One decoration that has been a staple in many homes for many years is the ceramic Christmas tree which sits on a lighted base. Whether painted green or white, decorated with multi-color or single color plastic lights or birds, the ceramic tree symbolized a homemade Christmas.
The trees became popular in the 1960s and 70s when crafty individuals bought greenware and kilns to make their own gifts. The pre-made trees were available at most craft stores, along with the glaze and paint. All one needed was a kiln and a little artistic ability to create beautiful keepsakes like the Christmas tree, snowmen, Santa and reindeer.
Arbovale resident Arlene Rexrode started her own ceramic business in the 1990s with her daughter, Becky McCarty. They created ceramic decorations and taught classes to help others learn the process.
“I think Becky is the one that got me into it because it was in her basement,” Rexrode said. “I didn’t have any place here to put the kiln and have the tables and everything. I went to Huntington to take classes. I didn’t know anything about it.”

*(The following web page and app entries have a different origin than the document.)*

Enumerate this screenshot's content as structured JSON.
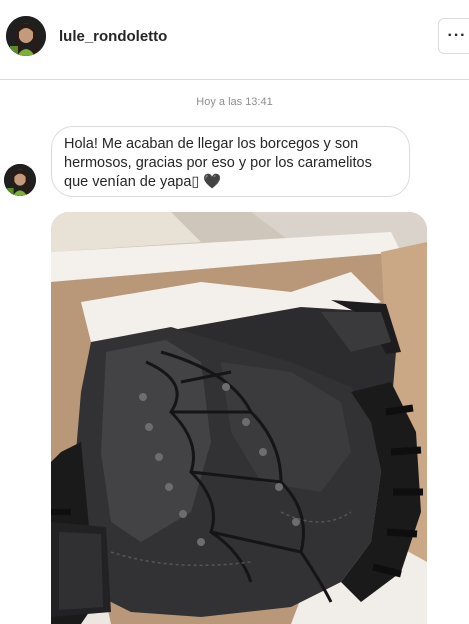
{
  "header": {
    "username": "lule_rondoletto",
    "avatar_icon": "profile-avatar-icon",
    "more_label": "···",
    "more_icon": "more-options-icon"
  },
  "conversation": {
    "timestamp": "Hoy a las 13:41",
    "message": {
      "text": "Hola! Me acaban de llegar los borcegos y son hermosos, gracias por eso y por los caramelitos que venían de yapa▯ 🖤",
      "avatar_icon": "sender-avatar-icon"
    },
    "attachment": {
      "type": "photo",
      "icon": "boots-in-box-photo"
    }
  },
  "colors": {
    "border": "#dbdbdb",
    "text": "#262626",
    "muted": "#8e8e8e",
    "background": "#ffffff"
  }
}
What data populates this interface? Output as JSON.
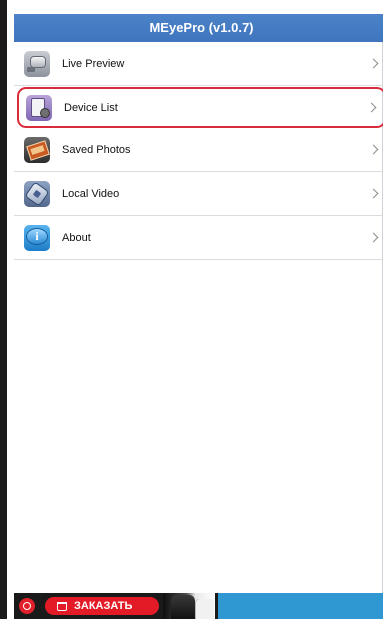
{
  "app": {
    "title": "MEyePro (v1.0.7)"
  },
  "menu": {
    "items": [
      {
        "label": "Live Preview",
        "icon": "camera-icon",
        "selected": false
      },
      {
        "label": "Device List",
        "icon": "device-list-icon",
        "selected": true
      },
      {
        "label": "Saved Photos",
        "icon": "photos-icon",
        "selected": false
      },
      {
        "label": "Local Video",
        "icon": "video-reel-icon",
        "selected": false
      },
      {
        "label": "About",
        "icon": "info-icon",
        "selected": false
      }
    ]
  },
  "ad": {
    "button_label": "ЗАКАЗАТЬ"
  },
  "colors": {
    "titlebar": "#4179c1",
    "selection_border": "#d92b3a",
    "ad_button": "#e21b27",
    "ad_background": "#2f97d1"
  }
}
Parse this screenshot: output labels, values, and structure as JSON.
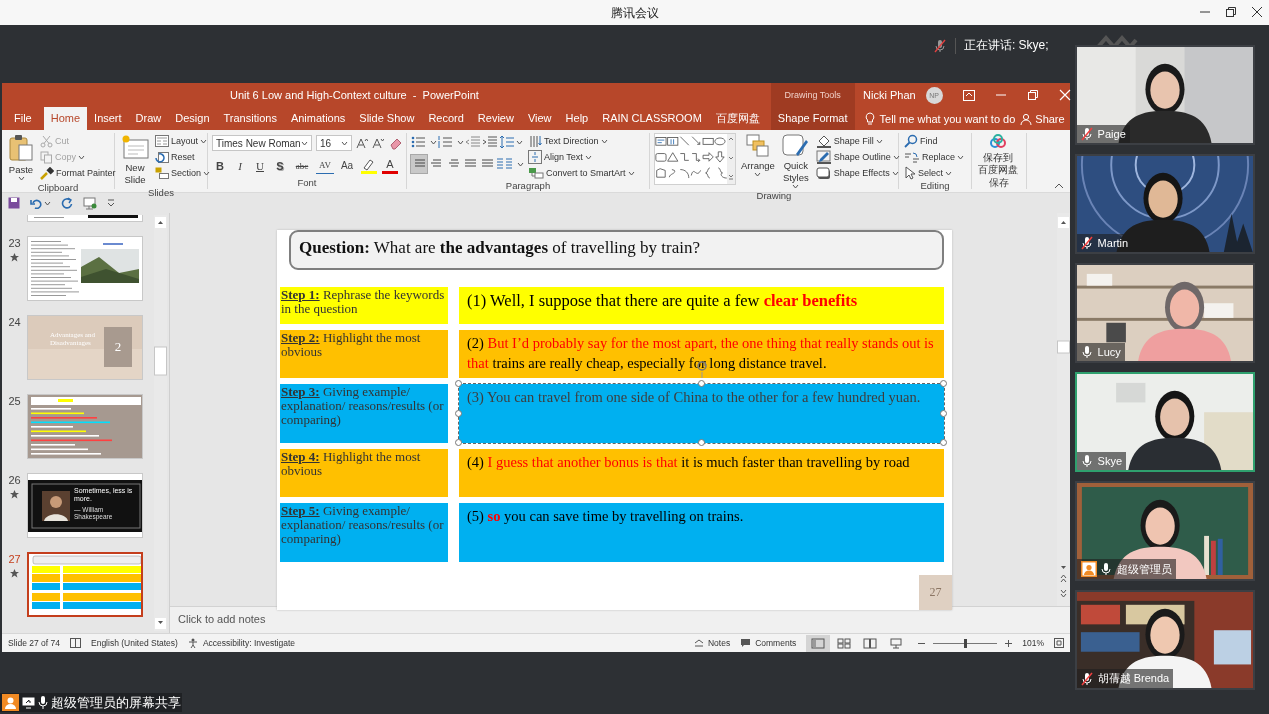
{
  "meeting": {
    "title": "腾讯会议",
    "speaking": "正在讲话: Skye;"
  },
  "powerpoint": {
    "title": "Unit 6 Low and High-Context culture  -  PowerPoint",
    "context_group": "Drawing Tools",
    "user": {
      "name": "Nicki Phan",
      "initials": "NP"
    },
    "tabs": [
      {
        "label": "File",
        "selected": false,
        "kind": "normal"
      },
      {
        "label": "Home",
        "selected": true,
        "kind": "normal"
      },
      {
        "label": "Insert",
        "selected": false,
        "kind": "normal"
      },
      {
        "label": "Draw",
        "selected": false,
        "kind": "normal"
      },
      {
        "label": "Design",
        "selected": false,
        "kind": "normal"
      },
      {
        "label": "Transitions",
        "selected": false,
        "kind": "normal"
      },
      {
        "label": "Animations",
        "selected": false,
        "kind": "normal"
      },
      {
        "label": "Slide Show",
        "selected": false,
        "kind": "normal"
      },
      {
        "label": "Record",
        "selected": false,
        "kind": "normal"
      },
      {
        "label": "Review",
        "selected": false,
        "kind": "normal"
      },
      {
        "label": "View",
        "selected": false,
        "kind": "normal"
      },
      {
        "label": "Help",
        "selected": false,
        "kind": "normal"
      },
      {
        "label": "RAIN CLASSROOM",
        "selected": false,
        "kind": "normal"
      },
      {
        "label": "百度网盘",
        "selected": false,
        "kind": "normal"
      },
      {
        "label": "Shape Format",
        "selected": false,
        "kind": "contextual"
      }
    ],
    "tell_me": {
      "placeholder": "Tell me what you want to do"
    },
    "share": "Share",
    "ribbon": {
      "groups": [
        {
          "label": "Clipboard",
          "kind": "clipboard",
          "large": [
            "Paste"
          ],
          "items": [
            {
              "label": "Cut",
              "disabled": true
            },
            {
              "label": "Copy",
              "disabled": true
            },
            {
              "label": "Format Painter",
              "disabled": false
            }
          ]
        },
        {
          "label": "Slides",
          "kind": "slides",
          "large": [
            "New Slide"
          ],
          "items": [
            {
              "label": "Layout"
            },
            {
              "label": "Reset"
            },
            {
              "label": "Section"
            }
          ]
        },
        {
          "label": "Font",
          "kind": "font",
          "font_name": "Times New Roman",
          "font_size": "16",
          "buttons": [
            {
              "label": "B",
              "kind": "bold"
            },
            {
              "label": "I",
              "kind": "italic"
            },
            {
              "label": "U",
              "kind": "underline"
            },
            {
              "label": "S",
              "kind": "shadow"
            },
            {
              "label": "abc",
              "kind": "strike"
            },
            {
              "label": "AV",
              "kind": "spacing"
            },
            {
              "label": "Aa",
              "kind": "case"
            },
            {
              "label": "A",
              "kind": "color"
            }
          ]
        },
        {
          "label": "Paragraph",
          "kind": "paragraph",
          "align_buttons": [
            {
              "selected": true
            },
            {
              "selected": false
            },
            {
              "selected": false
            },
            {
              "selected": false
            },
            {
              "selected": false
            }
          ],
          "items": [
            {
              "label": "Text Direction"
            },
            {
              "label": "Align Text"
            },
            {
              "label": "Convert to SmartArt"
            }
          ]
        },
        {
          "label": "Drawing",
          "kind": "drawing",
          "large": [
            "Arrange",
            "Quick Styles"
          ],
          "items": [
            {
              "label": "Shape Fill"
            },
            {
              "label": "Shape Outline"
            },
            {
              "label": "Shape Effects"
            }
          ]
        },
        {
          "label": "Editing",
          "kind": "editing",
          "items": [
            {
              "label": "Find"
            },
            {
              "label": "Replace"
            },
            {
              "label": "Select"
            }
          ]
        },
        {
          "label": "保存",
          "kind": "save",
          "lines": [
            "保存到",
            "百度网盘"
          ]
        }
      ]
    },
    "thumbnails": [
      {
        "kind": "cut-off",
        "animated": false,
        "selected": false
      },
      {
        "number": "23",
        "kind": "text-photo",
        "animated": true,
        "selected": false
      },
      {
        "number": "24",
        "kind": "title",
        "title": "Advantages and Disadvantages",
        "badge": "2",
        "animated": false,
        "selected": false
      },
      {
        "number": "25",
        "kind": "text-lines",
        "animated": false,
        "selected": false
      },
      {
        "number": "26",
        "kind": "quote",
        "quote": "Sometimes, less is more.",
        "author": "— William Shakespeare",
        "animated": true,
        "selected": false
      },
      {
        "number": "27",
        "kind": "table",
        "animated": true,
        "selected": true
      }
    ],
    "slide": {
      "question": "**Question:** What are **the advantages** of travelling by train?",
      "rows": [
        {
          "step": "**Step 1:** Rephrase the keywords in the question",
          "color": "#ffff00",
          "selected": false,
          "answer": [
            {
              "text": "(1) Well, I suppose that there are quite a few ",
              "kind": "plain"
            },
            {
              "text": "clear benefits",
              "kind": "emphasis"
            }
          ]
        },
        {
          "step": "**Step 2:** Highlight the most obvious",
          "color": "#ffc000",
          "selected": false,
          "answer": [
            {
              "text": "(2) ",
              "kind": "plain"
            },
            {
              "text": "But I’d probably say for the most apart, the one thing that really stands out is that",
              "kind": "phrase"
            },
            {
              "text": " trains are really cheap, especially for long distance travel.",
              "kind": "plain"
            }
          ]
        },
        {
          "step": "**Step 3:** Giving example/ explanation/ reasons/results (or comparing)",
          "color": "#00b0f0",
          "selected": true,
          "answer": [
            {
              "text": "(3) You can travel from one side of China to the other for a few hundred yuan.",
              "kind": "muted"
            }
          ]
        },
        {
          "step": "**Step 4:** Highlight the most obvious",
          "color": "#ffc000",
          "selected": false,
          "answer": [
            {
              "text": "(4) ",
              "kind": "plain"
            },
            {
              "text": "I guess that another bonus is that",
              "kind": "phrase"
            },
            {
              "text": " it is much faster than travelling by road",
              "kind": "plain"
            }
          ]
        },
        {
          "step": "**Step 5:** Giving example/ explanation/ reasons/results (or comparing)",
          "color": "#00b0f0",
          "selected": false,
          "answer": [
            {
              "text": "(5) ",
              "kind": "plain"
            },
            {
              "text": "so",
              "kind": "emphasis"
            },
            {
              "text": " you can save time by travelling on trains.",
              "kind": "plain"
            }
          ]
        }
      ],
      "page_number": "27"
    },
    "notes": {
      "placeholder": "Click to add notes"
    },
    "status": {
      "slide": "Slide 27 of 74",
      "language": "English (United States)",
      "accessibility": "Accessibility: Investigate",
      "notes": "Notes",
      "comments": "Comments",
      "views": [
        {
          "selected": true
        },
        {
          "selected": false
        },
        {
          "selected": false
        },
        {
          "selected": false
        }
      ],
      "zoom": {
        "level": 0.5,
        "reading": "101%"
      }
    }
  },
  "participants": [
    {
      "name": "Paige",
      "muted": true,
      "speaking": false,
      "host": false,
      "kind": "picture"
    },
    {
      "name": "Martin",
      "muted": true,
      "speaking": false,
      "host": false,
      "kind": "picture"
    },
    {
      "name": "Lucy",
      "muted": false,
      "speaking": false,
      "host": false,
      "kind": "picture"
    },
    {
      "name": "Skye",
      "muted": false,
      "speaking": true,
      "host": false,
      "kind": "picture"
    },
    {
      "name": "超级管理员",
      "muted": false,
      "speaking": false,
      "host": true,
      "kind": "picture"
    },
    {
      "name": "胡蒨越 Brenda",
      "muted": true,
      "speaking": false,
      "host": false,
      "kind": "picture"
    }
  ],
  "share_label": "超级管理员的屏幕共享"
}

Rexrode bought greenware to stock her store and taught people to make all kinds of themed decorations, with Christmas being the most popular.
During the Christmas season, you will find at least two ceramic pieces – made by Rexrode – in each room of her home. Trees, reindeer, vases and a complete Nativity scene are lovingly unwrapped and placed in a variety of areas to fill the home with holiday cheer.

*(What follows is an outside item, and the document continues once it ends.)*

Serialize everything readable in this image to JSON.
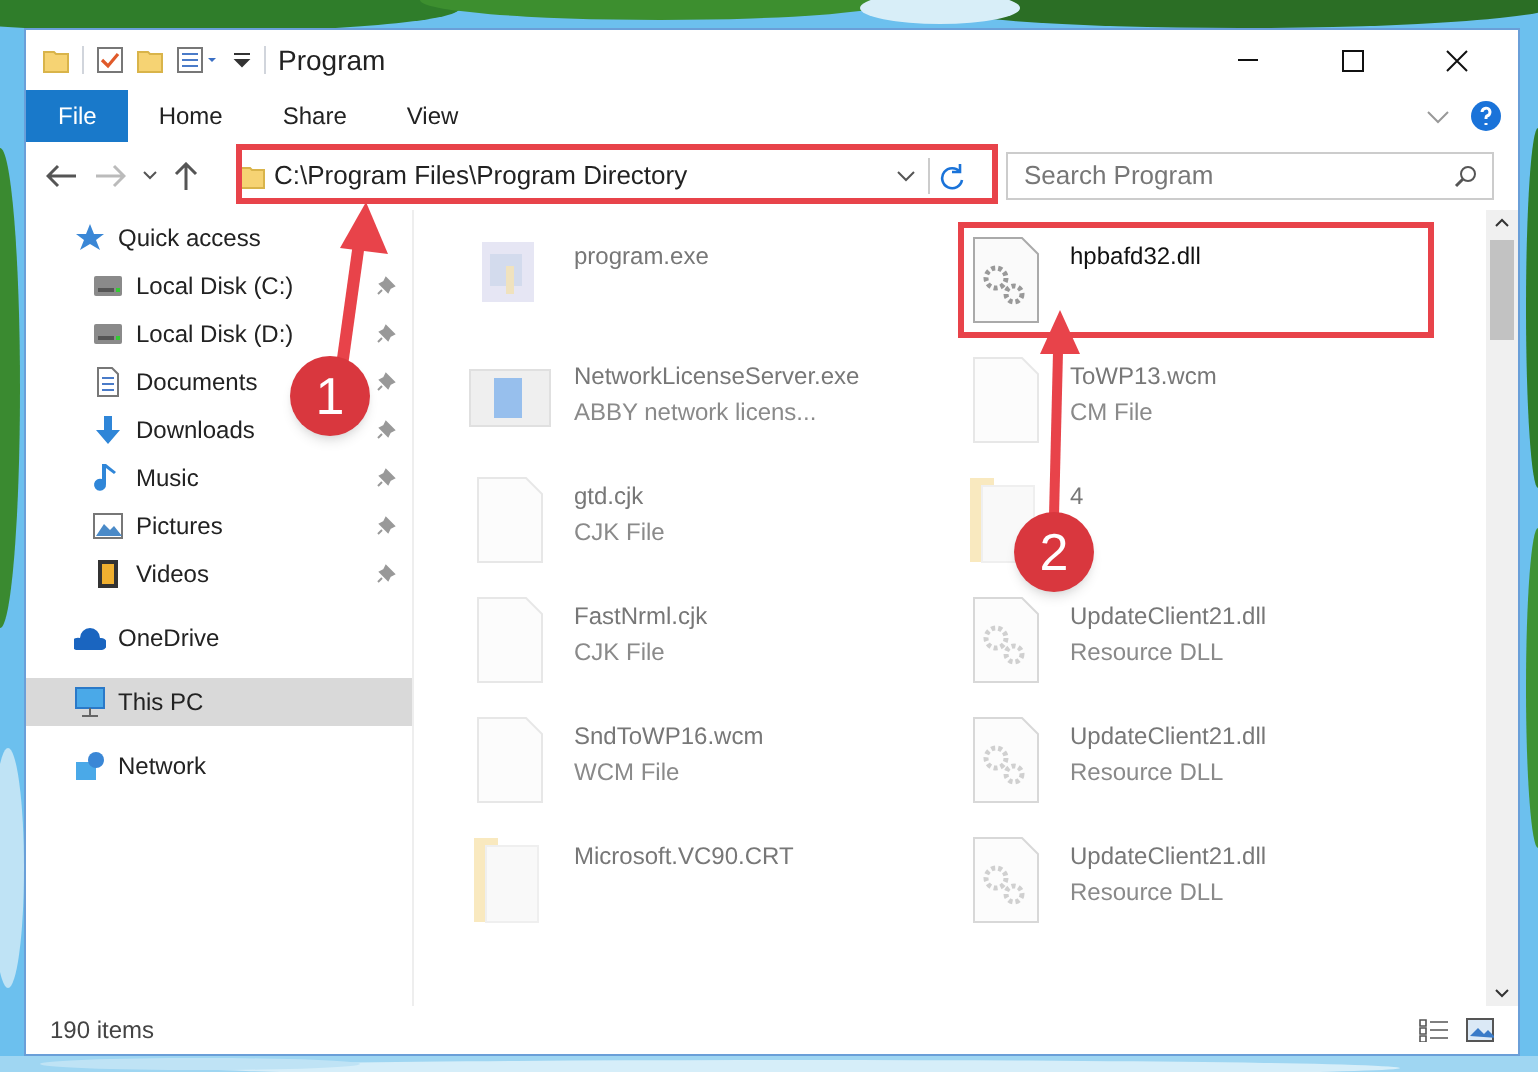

Among those decorations is a very special Christmas tree that is Rexrode’s one-of-a-kind production.
At first glance, it may seem like a regular large ceramic Christmas tree, but when the lights come on, they reveal the extra time and effort Rexrode put into it to add flair. While most trees have colored bulbs or birds on the tips of each bough, Rexrode added holes for more miniature colored pieces so it would resemble a string of lights.
“I did it just to make more color, and I had the time,” she said. “I had to fire the kiln for students, and they would come to stay two or three hours, and then they’d want to go home. Well, then I had theirs to fire, so I had to stay down there and do something while I waited.

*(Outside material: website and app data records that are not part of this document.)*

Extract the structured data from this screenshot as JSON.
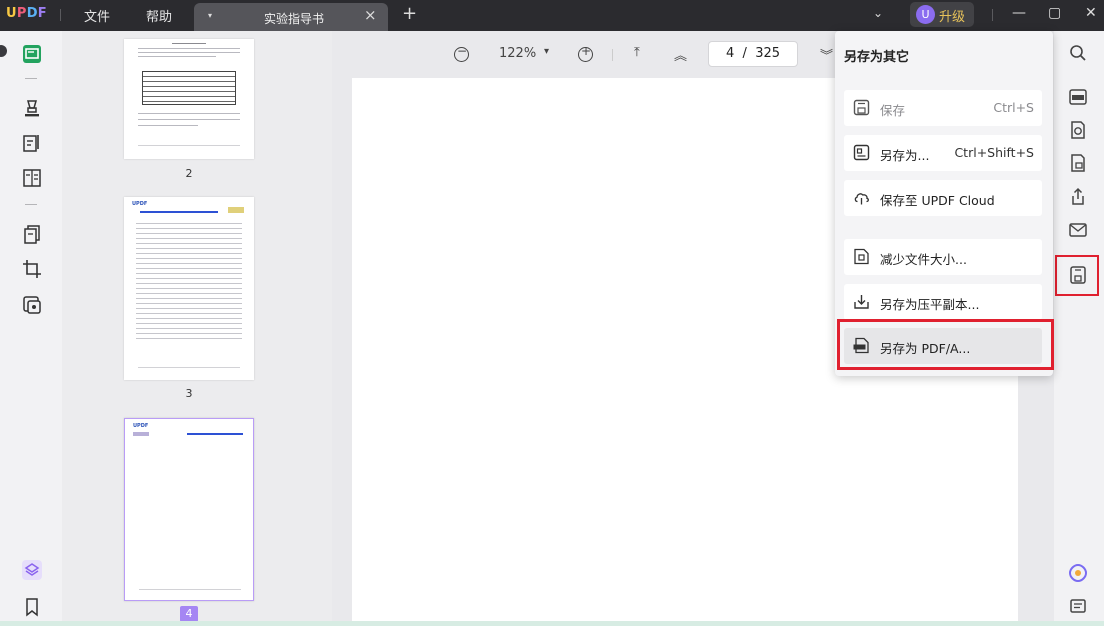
{
  "titlebar": {
    "logo": {
      "u": "U",
      "p": "P",
      "d": "D",
      "f": "F"
    },
    "menu": [
      "文件",
      "帮助"
    ],
    "tab": {
      "title": "实验指导书",
      "arrow": "▾",
      "close": "×"
    },
    "new_tab": "+",
    "dropdown_chevron": "⌄",
    "user_initial": "U",
    "upgrade_label": "升级",
    "window_controls": {
      "minimize": "—",
      "maximize": "▢",
      "close": "✕"
    }
  },
  "thumbnails": {
    "pages": [
      {
        "number": "2"
      },
      {
        "number": "3"
      },
      {
        "number": "4",
        "selected": true
      }
    ]
  },
  "viewer_toolbar": {
    "zoom_out": "−",
    "zoom_level": "122%",
    "zoom_dropdown": "▾",
    "zoom_in": "+",
    "first_page": "⤒",
    "prev_page": "︽",
    "current_page": "4",
    "separator": "/",
    "total_pages": "325",
    "next_page": "︾"
  },
  "save_menu": {
    "title": "另存为其它",
    "items": [
      {
        "label": "保存",
        "shortcut": "Ctrl+S",
        "icon": "save-icon",
        "disabled": true
      },
      {
        "label": "另存为...",
        "shortcut": "Ctrl+Shift+S",
        "icon": "save-as-icon"
      },
      {
        "label": "保存至 UPDF Cloud",
        "shortcut": "",
        "icon": "cloud-icon"
      },
      {
        "label": "减少文件大小...",
        "shortcut": "",
        "icon": "compress-icon"
      },
      {
        "label": "另存为压平副本...",
        "shortcut": "",
        "icon": "flatten-icon"
      },
      {
        "label": "另存为 PDF/A...",
        "shortcut": "",
        "icon": "pdfa-icon",
        "active": true
      }
    ]
  },
  "thumb_text": {
    "logo": "UPDF"
  },
  "colors": {
    "accent_purple": "#a586f3",
    "highlight_red": "#e0202f",
    "active_green": "#23a35f"
  }
}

“I thought, ‘that would make it so pretty,’” she continued. “I was pretty particular in my decorations.”
The special tree holds a place of honor in the front window of Rexrode’s farmhouse, and although it can’t be seen from the road, when visitors pull into the driveway, their eyes are immediately drawn to the brilliance of the tree.”